Rich Solo, Poor Solo
By Mary B. Young, D.B.A.
The self-proclaimed, best-selling personal finance book of all time is Richard Kiyosaki’s Rich Dad Poor Dad: What the Rich Teach Their Kids About Money That the Poor and Middle Class Do Not! At its core, the book has a simple message: that “regular” people can become richer by learning from the money-management practices of the wealthy.
This month’s article is not an endorsement of Kiyosaki or the tactics he recommends. But his book’s underlying premise is one that Solos should consider when thinking about their financial security as they grow older. Even if you have limited means, you can benefit by understanding how a trust company protects the assets of its well-heeled customers and applying those principles to your own nest egg, however small.
If—unlike most of us— you’re a Solo with assets of $1m of investible assets or more, you have the option of working with a full-service, corporate trust company to manage your investments and other financial affairs. (Some smaller banks with trust services may have lower minimums. They may also have more limited offerings.) The trust company charges a fee, typically a percentage of the assets they are managing for you. In return, they provide a variety of white-glove services. You get a dedicated person—a personal trust officer rather than a call center at the other end of an 800 number—who is legally responsible for looking out for your best interests. That includes not only managing your investments but working hand-in-glove with your other professional advisors and providing broader financial oversight of your wealth. If you have an unexpected emergency—say a tree topples on your house—and need cash quickly, you’ve got a go-to person who can handle that, so you don’t have to. If you choose, your trust company can also take over your day-to-day banking and bill-paying. “You’re still in control, but somebody else is responsible,” says Elithea Mas, head of trust fiduciary services for MassMutual Trust Company.1 “It takes a lot off the client’s plate.”
The trust company has a fiduciary responsibility to protect your assets. Their independence eliminates any conflict of interest that might arise if, for example, a family member is both helping to manage your money and, at the same time, could be tempted to use it for their own purposes. The trust company also knows the legal and tax requirements in a way that a well-meaning friend or relative is unlikely to. And for clients whose estate is governed by the terms of a trust, the company can provide oversight to ensure your interests are protected.
If you’re a Solo who qualifies to become a trust-company client, you should consider that option. Your financial planner or estate lawyer can provide guidance and, if you’re interested, recommend a trust company.
But what about the rest of us?
Solos of More Modest Means
Solos with more limited assets should take a page from the trust company’s book. By understanding how it supports and protects customers, you can get better at managing your own assets.

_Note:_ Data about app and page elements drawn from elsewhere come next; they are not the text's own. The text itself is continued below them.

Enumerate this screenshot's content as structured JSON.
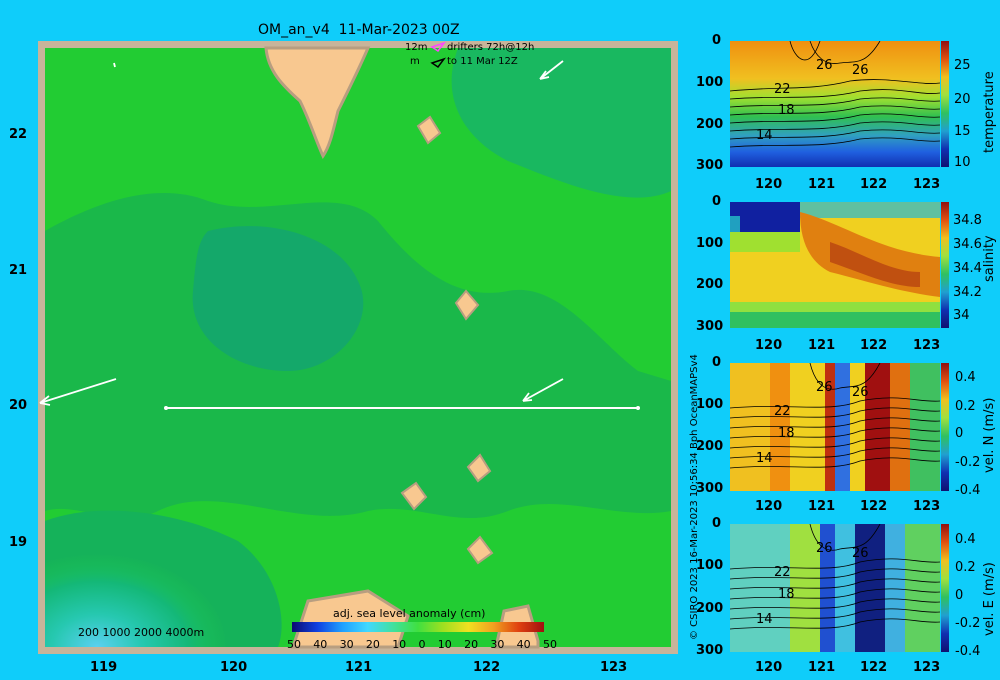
{
  "map": {
    "title": "OM_an_v4  11-Mar-2023 00Z",
    "drifters_line1": "12m",
    "drifters_line1b": "drifters 72h@12h",
    "drifters_line2": "m",
    "drifters_line2b": "to 11 Mar 12Z",
    "lat_ticks": [
      "22",
      "21",
      "20",
      "19"
    ],
    "lon_ticks": [
      "119",
      "120",
      "121",
      "122",
      "123"
    ],
    "depth_legend": "200  1000  2000  4000m",
    "colorbar_title": "adj. sea level anomaly (cm)",
    "colorbar_ticks": [
      "50",
      "40",
      "30",
      "20",
      "10",
      "0",
      "10",
      "20",
      "30",
      "40",
      "50"
    ],
    "section_lat": 20.0,
    "section_lon_range": [
      119.5,
      123.2
    ]
  },
  "credit": "© CSIRO 2023  16-Mar-2023 10:56:34 Bph OceanMAPSv4",
  "panels": [
    {
      "name": "temperature",
      "ylabel": "temperature",
      "yticks": [
        "0",
        "100",
        "200",
        "300"
      ],
      "xticks": [
        "120",
        "121",
        "122",
        "123"
      ],
      "cbar_ticks": [
        "25",
        "20",
        "15",
        "10"
      ],
      "contour_labels": [
        "26",
        "26",
        "22",
        "18",
        "14"
      ]
    },
    {
      "name": "salinity",
      "ylabel": "salinity",
      "yticks": [
        "0",
        "100",
        "200",
        "300"
      ],
      "xticks": [
        "120",
        "121",
        "122",
        "123"
      ],
      "cbar_ticks": [
        "34.8",
        "34.6",
        "34.4",
        "34.2",
        "34"
      ]
    },
    {
      "name": "vel-n",
      "ylabel": "vel. N (m/s)",
      "yticks": [
        "0",
        "100",
        "200",
        "300"
      ],
      "xticks": [
        "120",
        "121",
        "122",
        "123"
      ],
      "cbar_ticks": [
        "0.4",
        "0.2",
        "0",
        "-0.2",
        "-0.4"
      ],
      "contour_labels": [
        "26",
        "26",
        "22",
        "18",
        "14"
      ]
    },
    {
      "name": "vel-e",
      "ylabel": "vel. E (m/s)",
      "yticks": [
        "0",
        "100",
        "200",
        "300"
      ],
      "xticks": [
        "120",
        "121",
        "122",
        "123"
      ],
      "cbar_ticks": [
        "0.4",
        "0.2",
        "0",
        "-0.2",
        "-0.4"
      ],
      "contour_labels": [
        "26",
        "26",
        "22",
        "18",
        "14"
      ]
    }
  ]
}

Using the trust officer as an exemplar, you need to figure out who else could perform all or part of that role, should that become necessary in the future. For example:
- Whose guidance would you trust regarding the management of your retirement savings?
- Who could manage your finances and pay your bills, should you become physically or mentally incapacitated, even temporarily?
- Who could help you make financial decisions you didn’t feel confident making on your own?
- After you die, who could support the work of your executor (also known as your “personal representative”), especially if that person has no experience in that role?
Coming up with suitable names to fill these roles can be daunting. The stakes are higher than if you wanted someone to take out the trash or feed your cat, were you unable to. You need a person who understands the financial, legal, and ethical issues related to managing someone else’s finances—and, equally important, someone who has no conflict of interest.
Your personal circle of friends and family may not offer many viable candidates. And without a spouse, partner, or adult children, you can’t assume anyone else will automatically step up.
That’s why it’s critical that Solos grapple with these questions in advance, rather than having to scramble in an emergency or―still worse―leave the outcome to chance. A financial planner or elder law and estate lawyer can talk you through the options. Their own firm may offer some of the same services as a corporate trust company – for example, managing your investments and retirement income distribution–with a more manageable minimum-wealth requirement. They will also have a professional network of elder care managers, fiduciaries, accountants, downsizing and moving managers, even real estate agents you might tap into, to supplement the help you might get from friends and family.
Most Solos—and indeed, most non-Solos―can feel more confident about the uncertainties of aging when they’ve anticipated a variety of scenarios and pulled together a team who will be there for them.
Future articles in this series will dig deeper into the topic of estate planning for Solos. The next article explains dangerous pitfalls Solos should avoid when planning for their future well-being.
1 MassMutual Trust Company provided financial support for DFG’s 2020 research on Solos.